The title of this post might suggest youthful drinking and exposing body parts for beads, but since Katrina, thousands of college students have gone to New Orleans during spring break to help rebuild a broken city. While much of the country wonders why the job is not finished, anyone who has been out in the neighborhoods in New Orleans knows the extent of the damage wrought by the flood. And that doesn’t even address the fact that New Orleans was in need of quality, affordable long before anyone had equated the name Katrina with a devastating storm.
Since March 2006, a few months after the waters receded, I have worked with dozens of young people who have selflessly given their break from school to help others. They have gutted homes, cleared brush, landscaped, framed walls, spackled, scraped, caulked, primed and painted. And in the process of helping Gulf residents, they have learned about others far different from them…and I suspect they have learned a good deal about themselves.

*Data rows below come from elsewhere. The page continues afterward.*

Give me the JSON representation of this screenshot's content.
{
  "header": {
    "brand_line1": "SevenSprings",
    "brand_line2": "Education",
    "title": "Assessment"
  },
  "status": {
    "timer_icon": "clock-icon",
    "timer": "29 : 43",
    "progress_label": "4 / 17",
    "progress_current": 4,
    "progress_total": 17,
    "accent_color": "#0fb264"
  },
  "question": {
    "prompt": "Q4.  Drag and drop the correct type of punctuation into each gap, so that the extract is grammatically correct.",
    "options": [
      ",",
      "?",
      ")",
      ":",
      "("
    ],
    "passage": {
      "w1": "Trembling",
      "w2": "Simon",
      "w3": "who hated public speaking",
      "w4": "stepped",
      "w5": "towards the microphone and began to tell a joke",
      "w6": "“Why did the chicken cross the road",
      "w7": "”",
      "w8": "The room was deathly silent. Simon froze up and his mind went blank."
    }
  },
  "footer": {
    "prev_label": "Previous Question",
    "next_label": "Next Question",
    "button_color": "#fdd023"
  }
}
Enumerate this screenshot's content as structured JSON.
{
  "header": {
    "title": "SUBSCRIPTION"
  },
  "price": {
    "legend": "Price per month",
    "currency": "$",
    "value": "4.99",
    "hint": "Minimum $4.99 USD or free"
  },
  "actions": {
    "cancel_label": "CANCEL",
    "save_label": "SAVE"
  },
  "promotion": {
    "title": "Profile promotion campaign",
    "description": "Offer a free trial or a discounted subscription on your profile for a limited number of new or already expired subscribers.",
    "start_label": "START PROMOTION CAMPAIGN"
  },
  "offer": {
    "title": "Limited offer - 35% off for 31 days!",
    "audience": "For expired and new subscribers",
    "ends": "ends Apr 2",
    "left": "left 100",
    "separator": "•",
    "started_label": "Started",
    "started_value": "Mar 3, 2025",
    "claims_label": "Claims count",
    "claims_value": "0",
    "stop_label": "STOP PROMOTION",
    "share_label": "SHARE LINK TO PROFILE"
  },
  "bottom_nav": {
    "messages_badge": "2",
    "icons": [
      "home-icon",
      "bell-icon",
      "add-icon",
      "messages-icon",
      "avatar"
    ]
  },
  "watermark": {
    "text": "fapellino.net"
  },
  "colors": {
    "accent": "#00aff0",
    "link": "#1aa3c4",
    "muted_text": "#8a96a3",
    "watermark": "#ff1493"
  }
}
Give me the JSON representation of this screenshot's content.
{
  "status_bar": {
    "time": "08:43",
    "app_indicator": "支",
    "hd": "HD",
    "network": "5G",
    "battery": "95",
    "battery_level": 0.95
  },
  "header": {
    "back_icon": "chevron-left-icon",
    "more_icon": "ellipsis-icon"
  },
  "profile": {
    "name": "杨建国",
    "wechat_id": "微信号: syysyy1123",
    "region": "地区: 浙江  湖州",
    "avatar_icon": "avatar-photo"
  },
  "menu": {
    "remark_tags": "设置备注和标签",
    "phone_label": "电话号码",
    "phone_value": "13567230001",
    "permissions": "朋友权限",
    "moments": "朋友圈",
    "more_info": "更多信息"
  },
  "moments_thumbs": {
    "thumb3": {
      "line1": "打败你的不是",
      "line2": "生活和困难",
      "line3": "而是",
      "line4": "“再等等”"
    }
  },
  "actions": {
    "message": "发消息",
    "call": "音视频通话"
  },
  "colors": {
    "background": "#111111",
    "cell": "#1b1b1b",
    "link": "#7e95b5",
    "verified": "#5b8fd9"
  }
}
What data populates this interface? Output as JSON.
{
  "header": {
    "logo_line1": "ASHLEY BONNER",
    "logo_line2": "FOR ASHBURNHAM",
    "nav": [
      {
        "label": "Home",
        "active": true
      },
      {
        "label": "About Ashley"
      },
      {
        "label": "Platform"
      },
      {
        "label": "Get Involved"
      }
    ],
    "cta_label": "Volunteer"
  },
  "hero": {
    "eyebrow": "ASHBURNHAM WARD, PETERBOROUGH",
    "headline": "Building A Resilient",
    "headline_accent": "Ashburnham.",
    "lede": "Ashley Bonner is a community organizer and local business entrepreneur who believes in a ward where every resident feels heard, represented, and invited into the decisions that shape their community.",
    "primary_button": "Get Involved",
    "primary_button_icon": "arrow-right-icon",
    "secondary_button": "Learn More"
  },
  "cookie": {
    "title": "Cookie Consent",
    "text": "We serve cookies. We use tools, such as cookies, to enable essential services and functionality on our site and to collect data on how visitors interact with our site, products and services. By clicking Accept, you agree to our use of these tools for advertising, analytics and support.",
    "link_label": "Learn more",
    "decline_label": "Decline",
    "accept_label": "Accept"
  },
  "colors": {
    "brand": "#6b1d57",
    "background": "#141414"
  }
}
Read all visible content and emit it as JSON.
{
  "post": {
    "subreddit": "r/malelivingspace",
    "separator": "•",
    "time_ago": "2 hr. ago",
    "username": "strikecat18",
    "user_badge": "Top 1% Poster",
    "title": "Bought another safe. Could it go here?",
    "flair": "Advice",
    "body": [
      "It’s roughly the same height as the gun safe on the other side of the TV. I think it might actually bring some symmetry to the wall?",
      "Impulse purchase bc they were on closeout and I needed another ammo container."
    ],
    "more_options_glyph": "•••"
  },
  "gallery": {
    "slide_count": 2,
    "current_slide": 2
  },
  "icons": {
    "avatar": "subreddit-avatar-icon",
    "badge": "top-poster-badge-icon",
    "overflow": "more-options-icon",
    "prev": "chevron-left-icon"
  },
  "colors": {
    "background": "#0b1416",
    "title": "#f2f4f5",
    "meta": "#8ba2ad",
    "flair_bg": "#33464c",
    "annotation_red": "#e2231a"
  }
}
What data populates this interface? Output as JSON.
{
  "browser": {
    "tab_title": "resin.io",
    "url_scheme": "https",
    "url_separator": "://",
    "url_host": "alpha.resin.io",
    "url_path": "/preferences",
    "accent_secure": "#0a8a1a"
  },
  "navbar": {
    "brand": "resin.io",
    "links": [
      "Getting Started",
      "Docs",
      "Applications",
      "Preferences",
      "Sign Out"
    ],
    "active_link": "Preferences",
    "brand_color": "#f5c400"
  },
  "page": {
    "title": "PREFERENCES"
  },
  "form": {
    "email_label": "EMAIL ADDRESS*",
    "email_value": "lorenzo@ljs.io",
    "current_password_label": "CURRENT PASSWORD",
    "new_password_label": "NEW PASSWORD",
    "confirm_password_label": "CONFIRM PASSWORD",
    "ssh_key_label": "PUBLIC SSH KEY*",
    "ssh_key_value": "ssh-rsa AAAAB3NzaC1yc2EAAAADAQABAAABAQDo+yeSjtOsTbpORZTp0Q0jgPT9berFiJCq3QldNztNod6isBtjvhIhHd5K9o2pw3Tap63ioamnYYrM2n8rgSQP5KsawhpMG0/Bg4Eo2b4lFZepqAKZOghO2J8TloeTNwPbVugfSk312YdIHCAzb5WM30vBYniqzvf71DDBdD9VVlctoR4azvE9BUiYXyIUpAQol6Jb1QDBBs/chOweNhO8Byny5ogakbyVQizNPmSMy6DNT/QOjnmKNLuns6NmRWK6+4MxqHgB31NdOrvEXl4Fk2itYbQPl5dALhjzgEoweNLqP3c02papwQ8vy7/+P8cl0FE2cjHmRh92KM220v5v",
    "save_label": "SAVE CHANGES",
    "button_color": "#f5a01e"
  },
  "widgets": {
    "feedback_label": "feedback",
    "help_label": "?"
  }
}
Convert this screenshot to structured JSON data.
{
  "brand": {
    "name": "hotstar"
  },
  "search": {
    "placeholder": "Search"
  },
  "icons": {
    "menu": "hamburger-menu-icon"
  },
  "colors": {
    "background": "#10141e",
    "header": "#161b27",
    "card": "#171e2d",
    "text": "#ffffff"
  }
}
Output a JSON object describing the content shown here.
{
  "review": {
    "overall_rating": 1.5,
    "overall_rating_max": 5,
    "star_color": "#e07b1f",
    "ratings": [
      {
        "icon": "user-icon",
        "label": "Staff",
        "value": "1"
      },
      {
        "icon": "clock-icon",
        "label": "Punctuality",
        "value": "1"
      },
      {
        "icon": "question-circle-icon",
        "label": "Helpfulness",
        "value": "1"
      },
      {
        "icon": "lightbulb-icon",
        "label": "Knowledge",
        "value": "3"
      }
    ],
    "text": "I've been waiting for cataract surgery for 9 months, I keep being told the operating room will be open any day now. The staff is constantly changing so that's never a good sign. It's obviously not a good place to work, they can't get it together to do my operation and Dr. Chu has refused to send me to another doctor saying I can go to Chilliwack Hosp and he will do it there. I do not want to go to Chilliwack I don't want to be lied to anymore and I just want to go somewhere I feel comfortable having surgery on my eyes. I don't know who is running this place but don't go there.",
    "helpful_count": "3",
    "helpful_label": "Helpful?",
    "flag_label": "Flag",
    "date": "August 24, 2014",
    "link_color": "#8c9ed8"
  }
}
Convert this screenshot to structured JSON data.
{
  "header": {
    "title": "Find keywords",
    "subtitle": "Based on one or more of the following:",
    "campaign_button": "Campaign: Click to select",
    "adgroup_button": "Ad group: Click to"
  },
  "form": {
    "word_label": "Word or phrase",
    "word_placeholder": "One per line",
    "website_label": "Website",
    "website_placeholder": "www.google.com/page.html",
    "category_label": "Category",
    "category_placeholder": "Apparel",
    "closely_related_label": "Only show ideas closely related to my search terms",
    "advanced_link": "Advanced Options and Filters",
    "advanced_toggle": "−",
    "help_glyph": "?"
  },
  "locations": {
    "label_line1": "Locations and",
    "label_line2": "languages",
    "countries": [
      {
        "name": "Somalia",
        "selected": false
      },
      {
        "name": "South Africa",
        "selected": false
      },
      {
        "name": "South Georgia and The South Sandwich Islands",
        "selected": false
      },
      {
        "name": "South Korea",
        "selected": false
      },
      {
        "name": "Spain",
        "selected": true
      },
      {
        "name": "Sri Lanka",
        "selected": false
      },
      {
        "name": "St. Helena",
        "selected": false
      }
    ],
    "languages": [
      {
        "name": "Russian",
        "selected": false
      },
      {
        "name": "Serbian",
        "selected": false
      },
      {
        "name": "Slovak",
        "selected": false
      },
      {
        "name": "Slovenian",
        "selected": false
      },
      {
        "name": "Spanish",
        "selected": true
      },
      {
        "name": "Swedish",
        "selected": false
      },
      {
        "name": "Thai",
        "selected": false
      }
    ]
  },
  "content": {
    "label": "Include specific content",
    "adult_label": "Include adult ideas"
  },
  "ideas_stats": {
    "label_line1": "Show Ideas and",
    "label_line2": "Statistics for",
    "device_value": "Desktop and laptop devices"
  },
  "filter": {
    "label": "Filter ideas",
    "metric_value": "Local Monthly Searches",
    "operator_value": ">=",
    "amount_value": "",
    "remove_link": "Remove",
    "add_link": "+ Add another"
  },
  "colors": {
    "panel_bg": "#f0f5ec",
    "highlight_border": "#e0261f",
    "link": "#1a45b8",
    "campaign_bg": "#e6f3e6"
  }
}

Since March 2007, I have had the pleasure or working side-by-side with students from the University of New Hampshire. And from that year forward, students in my New Orleans course have been there; initially only a handful, but since 2008 almost every student in the class has made the trip. We have worked in St. Bernard Parish, Waveland, Mississippi, and in neighborhoods throughout New Orleans (Upper Ninth, Faubourg Marigny, Treme, Gentilly, and Carrollton). However, this year is going to be a little different.
We have very happily worked with Operation Helping Hands, a program of Catholic Charities of the Archdiocese of New Orleans for the past three years. Alas, they have phased out their volunteer program. So this year, the students in the the New Orleans course, in conjunction with the UNH-Alternative Break
Challenge, will be moving across Lake Pontchartrain to work with Habitat for Humanity. Mind you, we will be a presence in New Orleans, but during the day we will be working with two different Habitat for Humanity agencies in St. Tammany Parish. Our work will be centered around Slidell and Mandeville, Louisiana. And we’ll be staying at the Peace Mission Center in Slidell. By the way, the volunteer accommodations and meals come highly recommended.
So on this day, as we celebrate a life of Martin Luther King, Jr., who spent his short time with us peacefully advocating on behalf of others, I look forward to working with another group of students who will generously give their time and creature comforts to move his dream forward.